Sprint Nextel was so desperate to get on the iPhone bandwagon that it signed a Faustian style pact with Steve Jobs that resulted in it giving a lot of cash to subsidise the pricey product.
As a result, Bernstein analyst Craig Moffett has said the company will underperform and the debt-laden company faces tough competition and steep costs due to factors such as its iPhone deal with Apple.
He told Reuters that things will get even worse for Sprint as it faces “new and larger risks” if Apple launches a high-speed iPhone later this year based on a technology that Sprint’s bigger rivals will have installed more widely.
Moffett said he was not predicting a Sprint bankruptcy. It is acknowledging that it is a very legitimate risk which is rising.
The difficult time for Sprint will be 2015, when it has to find $2.6 billion to pay off its debt at the same time another $3 billion in debt comes due for Clearwire which is majority owned by Sprint.
Other analysts do not see Sprint filing for bankruptcy in the next few years but admit it has become a riskier bet since it unveiled big investment plans last October.
Part of its problem is that it pledged $15.5 billion to buy iPhones from Apple in the next few years while at the same time it is embarking on a $7 billion network upgrade.
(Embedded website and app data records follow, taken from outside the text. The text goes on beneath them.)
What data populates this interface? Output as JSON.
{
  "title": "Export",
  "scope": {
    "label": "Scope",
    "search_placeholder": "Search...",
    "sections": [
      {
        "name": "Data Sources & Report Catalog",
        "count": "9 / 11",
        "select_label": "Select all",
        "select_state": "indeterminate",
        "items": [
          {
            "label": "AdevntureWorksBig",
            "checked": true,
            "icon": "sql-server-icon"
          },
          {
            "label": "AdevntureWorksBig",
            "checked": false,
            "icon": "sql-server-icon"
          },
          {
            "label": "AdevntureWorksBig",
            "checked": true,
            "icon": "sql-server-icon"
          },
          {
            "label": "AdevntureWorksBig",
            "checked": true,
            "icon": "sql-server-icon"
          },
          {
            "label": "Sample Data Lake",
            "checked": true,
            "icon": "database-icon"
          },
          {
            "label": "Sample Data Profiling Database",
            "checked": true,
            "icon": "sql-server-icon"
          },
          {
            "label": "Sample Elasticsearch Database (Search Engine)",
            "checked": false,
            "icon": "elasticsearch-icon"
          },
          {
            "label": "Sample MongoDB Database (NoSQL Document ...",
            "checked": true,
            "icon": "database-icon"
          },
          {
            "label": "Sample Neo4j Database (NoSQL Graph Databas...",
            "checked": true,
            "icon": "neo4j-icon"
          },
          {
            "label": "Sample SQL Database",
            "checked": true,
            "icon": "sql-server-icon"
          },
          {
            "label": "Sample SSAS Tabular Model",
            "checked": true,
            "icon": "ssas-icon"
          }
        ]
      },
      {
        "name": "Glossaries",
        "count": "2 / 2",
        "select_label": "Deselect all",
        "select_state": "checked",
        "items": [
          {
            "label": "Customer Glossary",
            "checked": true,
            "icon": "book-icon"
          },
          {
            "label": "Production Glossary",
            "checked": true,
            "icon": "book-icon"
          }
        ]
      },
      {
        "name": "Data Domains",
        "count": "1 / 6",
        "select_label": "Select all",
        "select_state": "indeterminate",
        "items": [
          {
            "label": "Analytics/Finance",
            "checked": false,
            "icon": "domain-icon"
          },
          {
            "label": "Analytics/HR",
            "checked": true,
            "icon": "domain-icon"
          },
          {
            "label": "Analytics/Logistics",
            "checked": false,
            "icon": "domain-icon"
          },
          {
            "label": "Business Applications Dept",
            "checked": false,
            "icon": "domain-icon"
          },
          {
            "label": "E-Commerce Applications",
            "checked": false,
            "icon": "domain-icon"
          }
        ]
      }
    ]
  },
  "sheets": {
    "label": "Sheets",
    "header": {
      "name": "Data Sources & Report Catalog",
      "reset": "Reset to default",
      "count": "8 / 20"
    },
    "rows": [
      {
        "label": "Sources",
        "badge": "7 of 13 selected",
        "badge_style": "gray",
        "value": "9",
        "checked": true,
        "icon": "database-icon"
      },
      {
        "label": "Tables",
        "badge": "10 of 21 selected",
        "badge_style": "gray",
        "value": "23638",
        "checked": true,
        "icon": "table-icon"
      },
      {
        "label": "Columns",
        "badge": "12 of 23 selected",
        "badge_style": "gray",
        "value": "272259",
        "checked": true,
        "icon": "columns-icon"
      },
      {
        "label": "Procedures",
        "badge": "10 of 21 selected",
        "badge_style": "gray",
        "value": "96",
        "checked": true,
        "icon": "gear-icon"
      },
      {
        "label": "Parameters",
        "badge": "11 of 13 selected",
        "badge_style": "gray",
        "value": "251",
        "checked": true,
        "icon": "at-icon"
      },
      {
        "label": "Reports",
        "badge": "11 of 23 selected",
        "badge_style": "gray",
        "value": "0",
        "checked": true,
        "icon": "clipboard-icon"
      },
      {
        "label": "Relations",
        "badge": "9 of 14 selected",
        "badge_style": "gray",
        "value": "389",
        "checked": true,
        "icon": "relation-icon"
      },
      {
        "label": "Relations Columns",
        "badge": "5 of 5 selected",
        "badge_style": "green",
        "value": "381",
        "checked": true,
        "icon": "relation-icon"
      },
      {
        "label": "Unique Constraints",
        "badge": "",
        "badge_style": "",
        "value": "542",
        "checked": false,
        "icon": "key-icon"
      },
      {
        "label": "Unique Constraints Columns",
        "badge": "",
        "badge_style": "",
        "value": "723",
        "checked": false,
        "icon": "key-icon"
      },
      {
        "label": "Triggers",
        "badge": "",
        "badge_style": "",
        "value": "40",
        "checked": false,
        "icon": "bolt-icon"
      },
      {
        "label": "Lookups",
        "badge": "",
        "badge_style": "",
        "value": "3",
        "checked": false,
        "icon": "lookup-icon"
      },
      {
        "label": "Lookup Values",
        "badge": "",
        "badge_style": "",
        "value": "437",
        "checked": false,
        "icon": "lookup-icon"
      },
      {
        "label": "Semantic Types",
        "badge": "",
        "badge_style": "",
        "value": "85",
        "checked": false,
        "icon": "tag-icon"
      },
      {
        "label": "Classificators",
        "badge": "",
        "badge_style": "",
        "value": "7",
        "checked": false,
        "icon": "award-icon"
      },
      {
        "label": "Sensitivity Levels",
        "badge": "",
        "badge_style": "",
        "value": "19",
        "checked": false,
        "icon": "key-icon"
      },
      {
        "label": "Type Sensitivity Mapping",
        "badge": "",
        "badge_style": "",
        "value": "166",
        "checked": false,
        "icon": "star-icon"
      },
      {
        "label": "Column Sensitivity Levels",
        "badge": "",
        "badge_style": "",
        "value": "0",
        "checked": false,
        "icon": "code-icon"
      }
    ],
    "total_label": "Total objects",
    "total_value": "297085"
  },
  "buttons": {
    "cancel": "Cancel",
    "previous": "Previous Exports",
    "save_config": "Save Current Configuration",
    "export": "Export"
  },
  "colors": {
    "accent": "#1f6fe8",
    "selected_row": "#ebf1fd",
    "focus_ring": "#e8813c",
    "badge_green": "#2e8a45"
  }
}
It has already raised billions of dollars in capital markets to help fund these projects.
Some analysts think that there is a good bet that the company could pull off its ambitious plans.
We have warned that deals that Apple did with the big US carriers could cause more harm than good before, but this is the first time that someone has admitted that Jobs’ Mob might end up sending outfits over the edge.